In addition to setting themselves up for a lifetime of low wages and inadequate benefits, youths who do not graduate from high school take a toll on the economy. Nearly 1 million students who start high school each year do not make it to graduation, said NPR in the 2011 report, “School Dropout Rates Add to Fiscal Burden.” These students often struggle with poverty, abuse or neglect in their homes. NPR’s Claudio Sanchez says it costs taxpayers nearly $320 billion each year to make up for the lost wages, taxable income, health care payouts, welfare and costs of incarceration.
The most immediate effect a high school dropout sees is in his wallet. Without a high school diploma, dropouts are not eligible for 90 percent of jobs in the United States, says Sanchez. A 2011 report, “The High Cost of High School Dropouts,” by the Alliance for Excellent Education, states that nationwide the average annual income for a high school dropout in 2009 was $19,450 compared to $27,380 for a high school graduate -- a difference of nearly $8,000. Over their lifetime, dropouts earn $200,000 less than their graduate peers and nearly $1 million less than a college graduate, according to the NPR report. In earning less money, dropouts not only consume less but also produce less taxable income for the government.
One of the greatest impacts dropouts impose on the national economy is seen in government assistance in welfare and health care. Because they are earning less in wages, high school dropouts are 2.5 times more likely to rely on public assistance programs such as welfare and food stamps, says Heart Works, an organization focused on after school programs for at-risk youth. This adds up to nearly $8 billion per year on government programs, the National Center for Dropout Prevention says.
Skills Needed for a Global Economy
Highly skilled individuals are needed for the United States to remain competitive in a global economy.

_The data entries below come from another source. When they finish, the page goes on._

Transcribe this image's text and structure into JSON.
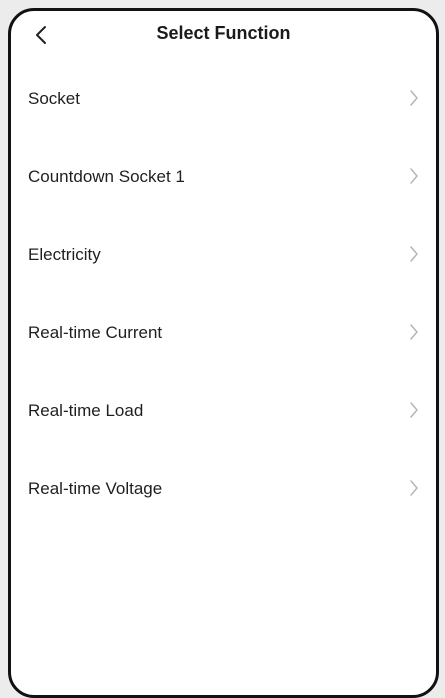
{
  "header": {
    "title": "Select Function",
    "back_icon": "chevron-left-icon"
  },
  "functions": [
    {
      "label": "Socket",
      "icon": "chevron-right-icon"
    },
    {
      "label": "Countdown Socket 1",
      "icon": "chevron-right-icon"
    },
    {
      "label": "Electricity",
      "icon": "chevron-right-icon"
    },
    {
      "label": "Real-time Current",
      "icon": "chevron-right-icon"
    },
    {
      "label": "Real-time Load",
      "icon": "chevron-right-icon"
    },
    {
      "label": "Real-time Voltage",
      "icon": "chevron-right-icon"
    }
  ],
  "colors": {
    "text": "#1f1f1f",
    "chevron": "#b5b5b5",
    "frame": "#111111",
    "background": "#ffffff"
  }
}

Dropouts lack many critical skills acquired by their peers who completed high school, and especially those who completed college. This includes basic and advanced computer skills, higher-level reasoning and the ability to analyze data. Employers not only look to see that their employees possess these skills, but they want certification in a high school or college diploma.
The Road to Incarceration
According to the American Civil Liberties Union (ACLU), many schools maintain zero-tolerance policies, which automatically impose expulsion and suspension on students despite the circumstances of their offenses at school. These policies, which are more likely to affect children of color, push students out of the classroom and into the juvenile justice system. “The School to Prison Pipeline,” a report from ACLU, says many of these students face barriers to re-enter the traditional school system and therefore drop out. The lack of support and opportunity that a high school diploma provides often leads many of these youths to a life of crime. This can be seen in the sobering statistics: Some 75 percent of America’s state prison inmates never received a high school degree, according to the National Dropout Prevention Center.
Marion J. Herbert is an experienced writer, editor and communications professional based in the greater New York City region. She is a graduate of Marist College and has worked for "District Administration" magazine and is currently the communications manager of a large Connecticut-based nonprofit organization.